We drop down our packs at a plastic table and I jump up to dip my toes into the warm water. I look back at the collection of shaky buildings. As rustic as it may be, “playa grande” is not without its charm. If you can get past the dirty appearance of the water from the black sand and the various unidentified floating objects brushing frequently against your skin. From the water, looking back at the thick jungle jutting into the ocean, I am mesmerized. I do a half-turn towards the horizon; the looming volcano shrouded with cloud at its peak is El Salvador.
We order large plates of fried fish and camerones (shrimp), washed down with cold cerveza and lime, hot sauce and platanos, served with a plastic fork and no knife, making it impossible to eat without having to grab it with our fingers and gnaw the delicious flesh off the bones.
The sand felt good underfoot and the ever-present sun burned through the straw roof. The stress of the week and constant pressure to perform is forgotten for a while as the sounds of the jungle mix with Latin pop beats and the shrieks of giggling children bathing and frolicking in the sea.
A mangy dog lies beneath my feet, scratching its ear with the back of its paw, flicking fleas in my direction. We decide it’s time to get up and move, and walk further along the beach before launching ourselves into the water, just floating for a while, drinking in the scene.
As we get out and walk along the beach, four sting rays are lined up on the sand. Looking back at the water we realize what we’ve been floating next to without realizing. It’s time for another beer and we pull up at a chiringito packed with families. There were people eating, chatting and children playing football, the goal posts delineated with wooden sticks.
I’m aware of a presence behind me as I turn around to be met with a wide smile and a pair of deep brown eyes. A small boy, Carlitos, lathered in thick sun cream. We become engaged in conversation and he tells me his age (4) and that he prefers swimming to football. I tell him that I come from England, a place far away, and ask him if he knows where it is. He contemplates for a while before nodding his head rapidly and explaining that you have to take a boat to get there.
We are suddenly joined by his brothers and sisters and cousins, who form an inquisitive group around us. They start to count in English and know some of the months of the year. The little girl, appropriately named Linda, is so beautiful with her soulful eyes and earnest answers , and I wished I could take her with me, and as we left she threw her arms around me, not wanting to let me go.
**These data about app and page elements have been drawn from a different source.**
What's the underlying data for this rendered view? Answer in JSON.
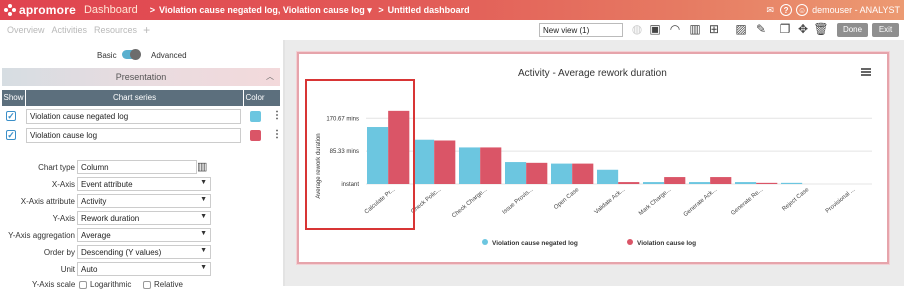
{
  "topbar": {
    "logo": "apromore",
    "app": "Dashboard",
    "breadcrumb_sep": ">",
    "breadcrumb_logs": "Violation cause negated log, Violation cause log",
    "breadcrumb_dashboard": "Untitled dashboard",
    "user": "demouser - ANALYST"
  },
  "menu": {
    "items": [
      "Overview",
      "Activities",
      "Resources"
    ],
    "add": "+"
  },
  "toolbar": {
    "view_select": "New view (1)",
    "done": "Done",
    "exit": "Exit"
  },
  "panel": {
    "mode_basic": "Basic",
    "mode_advanced": "Advanced",
    "presentation": "Presentation",
    "series_headers": {
      "show": "Show",
      "series": "Chart series",
      "color": "Color"
    },
    "series": [
      {
        "name": "Violation cause negated log",
        "color": "#6cc6e0",
        "checked": true
      },
      {
        "name": "Violation cause log",
        "color": "#da5567",
        "checked": true
      }
    ],
    "fields": [
      {
        "label": "Chart type",
        "value": "Column",
        "type": "icon"
      },
      {
        "label": "X-Axis",
        "value": "Event attribute",
        "type": "select"
      },
      {
        "label": "X-Axis attribute",
        "value": "Activity",
        "type": "select"
      },
      {
        "label": "Y-Axis",
        "value": "Rework duration",
        "type": "select"
      },
      {
        "label": "Y-Axis aggregation",
        "value": "Average",
        "type": "select"
      },
      {
        "label": "Order by",
        "value": "Descending (Y values)",
        "type": "select"
      },
      {
        "label": "Unit",
        "value": "Auto",
        "type": "select"
      }
    ],
    "scale_label": "Y-Axis scale",
    "scale_options": [
      "Logarithmic",
      "Relative"
    ]
  },
  "chart_data": {
    "type": "bar",
    "title": "Activity - Average rework duration",
    "ylabel": "Average rework duration",
    "xlabel": "",
    "y_ticks": [
      "instant",
      "85.33 mins",
      "170.67 mins"
    ],
    "ylim": [
      0,
      200
    ],
    "categories": [
      "Calculate Pr...",
      "Check Polic...",
      "Check Charge...",
      "Issue Provis...",
      "Open Case",
      "Validate Ack...",
      "Mark Charge...",
      "Generate Ack...",
      "Generate Re...",
      "Reject Case",
      "Provisional ..."
    ],
    "series": [
      {
        "name": "Violation cause negated log",
        "color": "#6cc6e0",
        "values": [
          148,
          115,
          95,
          57,
          53,
          37,
          5,
          5,
          5,
          3,
          0
        ]
      },
      {
        "name": "Violation cause log",
        "color": "#da5567",
        "values": [
          190,
          113,
          95,
          55,
          53,
          5,
          18,
          18,
          3,
          0,
          0
        ]
      }
    ],
    "legend_position": "bottom"
  }
}
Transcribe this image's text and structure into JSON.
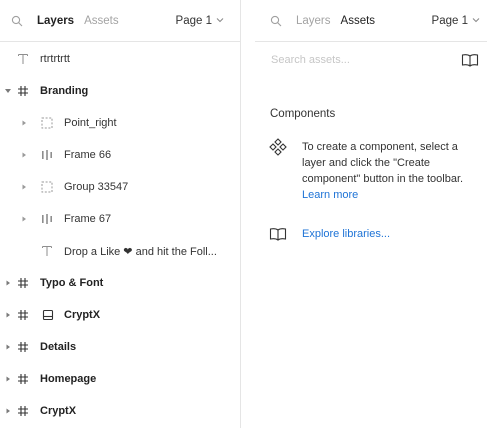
{
  "left_panel": {
    "tabs": [
      {
        "label": "Layers",
        "active": true
      },
      {
        "label": "Assets",
        "active": false
      }
    ],
    "page_selector": {
      "label": "Page 1"
    },
    "layers": [
      {
        "label": "rtrtrtrtt",
        "icon": "text-icon",
        "level": 0,
        "caret": "none",
        "bold": false
      },
      {
        "label": "Branding",
        "icon": "frame-hash-icon",
        "level": 0,
        "caret": "down",
        "bold": true
      },
      {
        "label": "Point_right",
        "icon": "group-dashed-icon",
        "level": 1,
        "caret": "right",
        "bold": false
      },
      {
        "label": "Frame 66",
        "icon": "auto-layout-icon",
        "level": 1,
        "caret": "right",
        "bold": false
      },
      {
        "label": "Group 33547",
        "icon": "group-dashed-icon",
        "level": 1,
        "caret": "right",
        "bold": false
      },
      {
        "label": "Frame 67",
        "icon": "auto-layout-icon",
        "level": 1,
        "caret": "right",
        "bold": false
      },
      {
        "label": "Drop a Like ❤ and hit the Foll...",
        "icon": "text-icon",
        "level": 1,
        "caret": "none",
        "bold": false
      },
      {
        "label": "Typo & Font",
        "icon": "frame-hash-icon",
        "level": 0,
        "caret": "right",
        "bold": true
      },
      {
        "label": "CryptX",
        "icon": "frame-hash-icon",
        "level": 0,
        "caret": "right",
        "bold": true,
        "extra_icon": "component-frame-icon"
      },
      {
        "label": "Details",
        "icon": "frame-hash-icon",
        "level": 0,
        "caret": "right",
        "bold": true
      },
      {
        "label": "Homepage",
        "icon": "frame-hash-icon",
        "level": 0,
        "caret": "right",
        "bold": true
      },
      {
        "label": "CryptX",
        "icon": "frame-hash-icon",
        "level": 0,
        "caret": "right",
        "bold": true
      }
    ]
  },
  "right_panel": {
    "tabs": [
      {
        "label": "Layers",
        "active": false
      },
      {
        "label": "Assets",
        "active": true
      }
    ],
    "page_selector": {
      "label": "Page 1"
    },
    "search": {
      "placeholder": "Search assets..."
    },
    "components": {
      "title": "Components",
      "empty_text": "To create a component, select a layer and click the \"Create component\" button in the toolbar.",
      "learn_more": "Learn more"
    },
    "explore": {
      "label": "Explore libraries..."
    }
  },
  "colors": {
    "link": "#1e73d6",
    "divider": "#e5e5e5",
    "muted_text": "#a3a3a3",
    "placeholder": "#c6c6c6"
  }
}
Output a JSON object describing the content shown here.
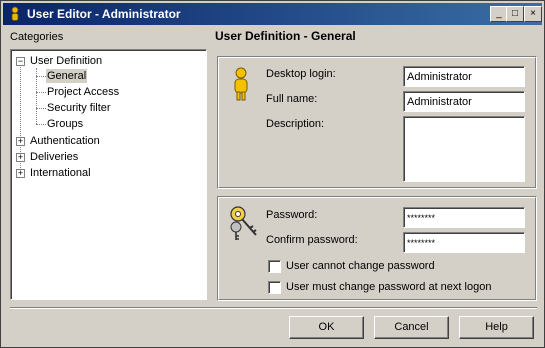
{
  "window": {
    "title": "User Editor - Administrator"
  },
  "titlebar_buttons": {
    "minimize": "_",
    "maximize": "□",
    "close": "×"
  },
  "sidebar": {
    "label": "Categories",
    "tree": [
      {
        "label": "User Definition",
        "expanded": true,
        "children": [
          "General",
          "Project Access",
          "Security filter",
          "Groups"
        ]
      },
      {
        "label": "Authentication",
        "expanded": false
      },
      {
        "label": "Deliveries",
        "expanded": false
      },
      {
        "label": "International",
        "expanded": false
      }
    ],
    "selected": "General"
  },
  "main": {
    "title": "User Definition - General",
    "identity": {
      "desktop_login_label": "Desktop login:",
      "desktop_login_value": "Administrator",
      "full_name_label": "Full name:",
      "full_name_value": "Administrator",
      "description_label": "Description:",
      "description_value": ""
    },
    "password": {
      "password_label": "Password:",
      "password_value": "********",
      "confirm_label": "Confirm password:",
      "confirm_value": "********",
      "cannot_change_label": "User cannot change password",
      "cannot_change_checked": false,
      "must_change_label": "User must change password at next logon",
      "must_change_checked": false
    }
  },
  "footer": {
    "ok_label": "OK",
    "cancel_label": "Cancel",
    "help_label": "Help"
  }
}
As we stroll through the town on the way back to the hotel, the cobbled streets were filled with little houses, most of whose inhabitants were outside perched on their chairs, enjoying the evening breeze. Some women were preparing steaming hot tortillas with a variety of fillings in different colored pots on a large wooden table. I stopped in a pulperia to get some water, which is sold her in plastic bags, a cheaper packaging than a bottle . I am not quite sure how to hold it as it slides through my fingers, like a water balloon.
We hear thunder rumbling ominously in the distance and the storm clouds, jet black against the back drop of the jungle, threaten broodingly, flickering now and then with rays of lightening. We barely make it back before the storm breaks, emptying the sky with a ferocious downpour. We sit and watch as the rain soaks the earth and the violence of the storm in all its glory plays out on front of our eyes. A praying mantis crawls up the wall and the lights flicker with insects. Nature in all its glory and we are in its territory.
We survive the night and the morning dawns bright and calm and we start off the day with a “plato tipico” which definitely gives a full English breakfast a run for its money. Refried beans with platanos, egg, rice and tortillas certainly sets you up for the day.
The car has been safely protected as promised and as we pull away from the frantically waving and grinning Delia, I feel somehow in some way that I will be back here again one day.